5 comments on “(NY Times) Seeking Ways to Raise Taxes but Leave Tax Rate As Is

  1. Br. Michael says:

    How about taxing all Democrats 100% of every dollar above 250K. Democratic celebrities would pay a surcharge of 125%.

  2. Br. Michael says:

    Otherwise let the existing law go into effect.

  3. jkc1945 says:

    A Value-added tax – – – a national sales tax, on all goods except for foods, medicines, and a few other items which I cannot list – – – seems to me to be the answer to our misery. Probably somewhere around 18 to 21%. No other taxes at the federal level.

  4. Br. Michael says:

    3, a bad answer because it lets the government hide the amount of taxes that it levies. It’s great to finance a welfare state and to give the government the maximum about of largess to distribute to the political cronies of whatever party is in power.

  5. jkc1945 says:

    Br. Michael, help me understand your concern. It seems to me as if, we have a good economy, and the public spending is (for example) 10 trillion in a year, then the next year, the federal budget would be “set” at 1.8 trillion (18%) and that would be the “federal income,” if spending stayed the same. If the economy went in the tank, then the federal income would go there with the general economy, and the federal budget would drop to accomodate the lesser public spending.
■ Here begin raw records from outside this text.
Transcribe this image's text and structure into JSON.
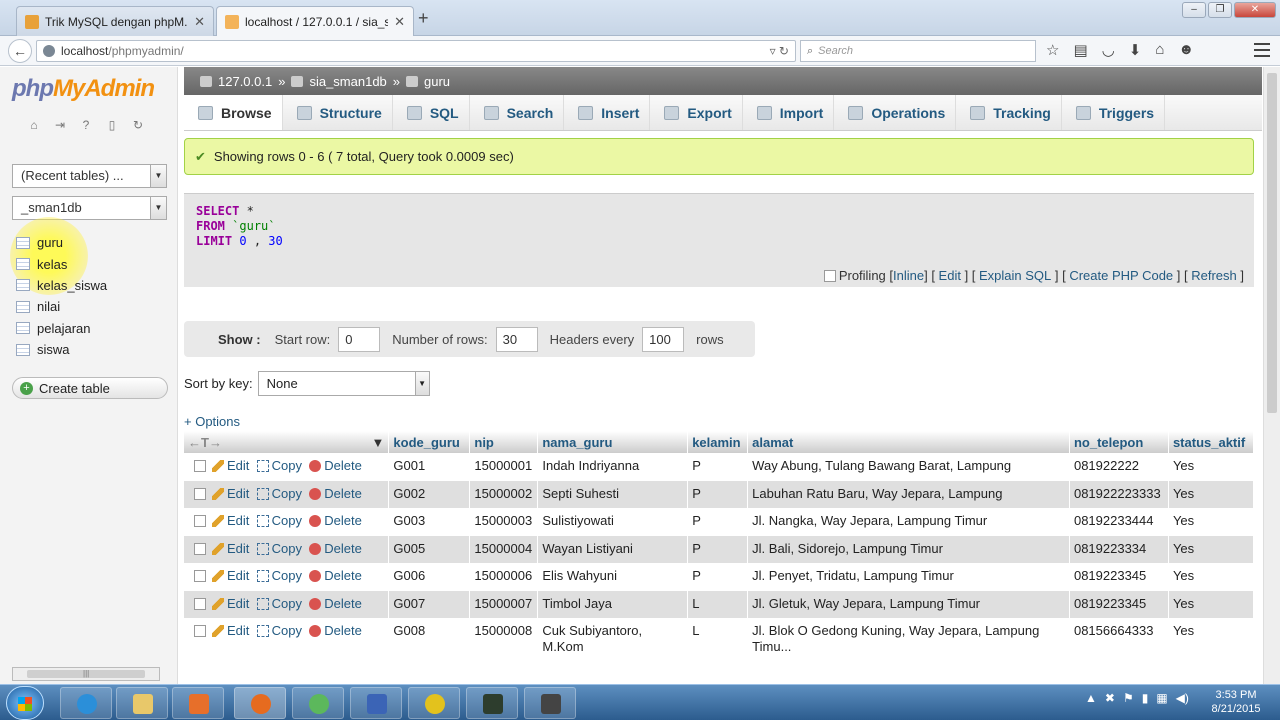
{
  "browser": {
    "tabs": [
      {
        "title": "Trik MySQL dengan phpM...",
        "active": false
      },
      {
        "title": "localhost / 127.0.0.1 / sia_s...",
        "active": true
      }
    ],
    "url_host": "localhost",
    "url_path": "/phpmyadmin/",
    "search_placeholder": "Search"
  },
  "sidebar": {
    "recent_tables": "(Recent tables) ...",
    "database": "_sman1db",
    "tables": [
      "guru",
      "kelas",
      "kelas_siswa",
      "nilai",
      "pelajaran",
      "siswa"
    ],
    "create_table": "Create table"
  },
  "breadcrumb": {
    "server": "127.0.0.1",
    "database": "sia_sman1db",
    "table": "guru"
  },
  "tabs": [
    "Browse",
    "Structure",
    "SQL",
    "Search",
    "Insert",
    "Export",
    "Import",
    "Operations",
    "Tracking",
    "Triggers"
  ],
  "message": "Showing rows 0 - 6 ( 7 total, Query took 0.0009 sec)",
  "sql": {
    "select": "SELECT",
    "star": "*",
    "from": "FROM",
    "table": "`guru`",
    "limit": "LIMIT",
    "offset": "0",
    "comma": ",",
    "count": "30"
  },
  "sql_actions": {
    "profiling": "Profiling",
    "inline": "Inline",
    "edit": "Edit",
    "explain": "Explain SQL",
    "php": "Create PHP Code",
    "refresh": "Refresh"
  },
  "show": {
    "label": "Show :",
    "start_row_label": "Start row:",
    "start_row": "0",
    "rows_label": "Number of rows:",
    "rows": "30",
    "headers_label": "Headers every",
    "headers": "100",
    "rows_suffix": "rows"
  },
  "sort": {
    "label": "Sort by key:",
    "value": "None"
  },
  "options_label": "+ Options",
  "actions": {
    "edit": "Edit",
    "copy": "Copy",
    "delete": "Delete"
  },
  "columns": [
    "kode_guru",
    "nip",
    "nama_guru",
    "kelamin",
    "alamat",
    "no_telepon",
    "status_aktif"
  ],
  "rows": [
    [
      "G001",
      "15000001",
      "Indah Indriyanna",
      "P",
      "Way Abung, Tulang Bawang Barat, Lampung",
      "081922222",
      "Yes"
    ],
    [
      "G002",
      "15000002",
      "Septi Suhesti",
      "P",
      "Labuhan Ratu Baru, Way Jepara, Lampung",
      "081922223333",
      "Yes"
    ],
    [
      "G003",
      "15000003",
      "Sulistiyowati",
      "P",
      "Jl. Nangka, Way Jepara, Lampung Timur",
      "08192233444",
      "Yes"
    ],
    [
      "G005",
      "15000004",
      "Wayan Listiyani",
      "P",
      "Jl. Bali, Sidorejo, Lampung Timur",
      "0819223334",
      "Yes"
    ],
    [
      "G006",
      "15000006",
      "Elis Wahyuni",
      "P",
      "Jl. Penyet, Tridatu, Lampung Timur",
      "0819223345",
      "Yes"
    ],
    [
      "G007",
      "15000007",
      "Timbol Jaya",
      "L",
      "Jl. Gletuk, Way Jepara, Lampung Timur",
      "0819223345",
      "Yes"
    ],
    [
      "G008",
      "15000008",
      "Cuk Subiyantoro, M.Kom",
      "L",
      "Jl. Blok O Gedong Kuning, Way Jepara, Lampung Timu...",
      "08156664333",
      "Yes"
    ]
  ],
  "taskbar": {
    "time": "3:53 PM",
    "date": "8/21/2015"
  }
}
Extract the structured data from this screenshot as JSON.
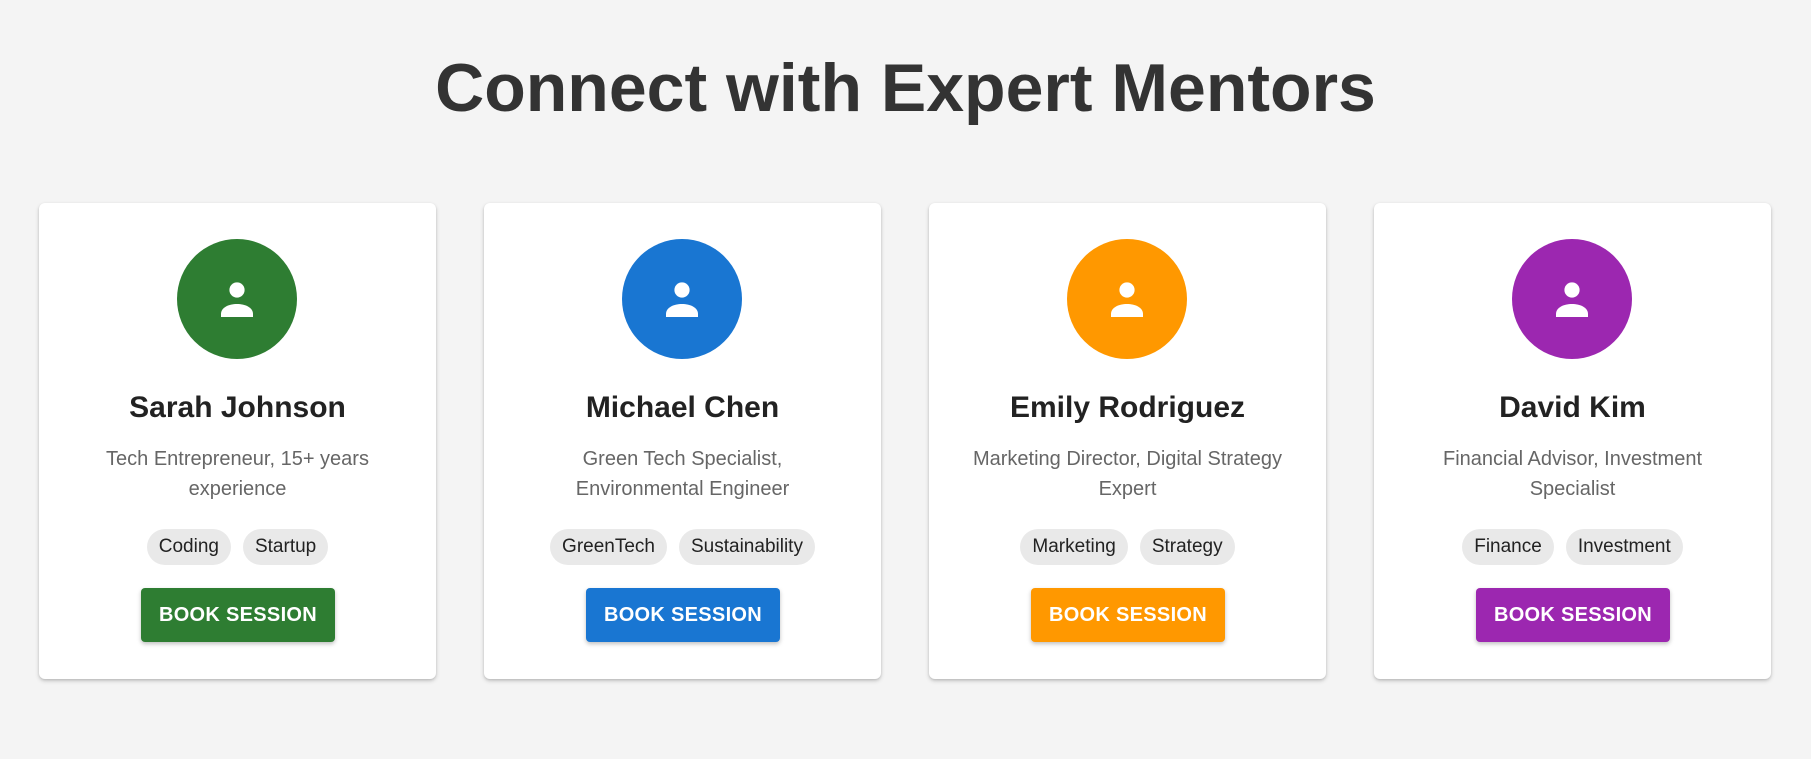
{
  "page": {
    "title": "Connect with Expert Mentors"
  },
  "mentors": [
    {
      "name": "Sarah Johnson",
      "description": "Tech Entrepreneur, 15+ years experience",
      "tags": [
        "Coding",
        "Startup"
      ],
      "button_label": "BOOK SESSION",
      "color": "#2e7d32",
      "avatar_icon": "person-icon"
    },
    {
      "name": "Michael Chen",
      "description": "Green Tech Specialist, Environmental Engineer",
      "tags": [
        "GreenTech",
        "Sustainability"
      ],
      "button_label": "BOOK SESSION",
      "color": "#1976d2",
      "avatar_icon": "person-icon"
    },
    {
      "name": "Emily Rodriguez",
      "description": "Marketing Director, Digital Strategy Expert",
      "tags": [
        "Marketing",
        "Strategy"
      ],
      "button_label": "BOOK SESSION",
      "color": "#ff9800",
      "avatar_icon": "person-icon"
    },
    {
      "name": "David Kim",
      "description": "Financial Advisor, Investment Specialist",
      "tags": [
        "Finance",
        "Investment"
      ],
      "button_label": "BOOK SESSION",
      "color": "#9c27b0",
      "avatar_icon": "person-icon"
    }
  ]
}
Am I trying to make this too simple, or am I the one who is ‘simple?” (either could be true haha)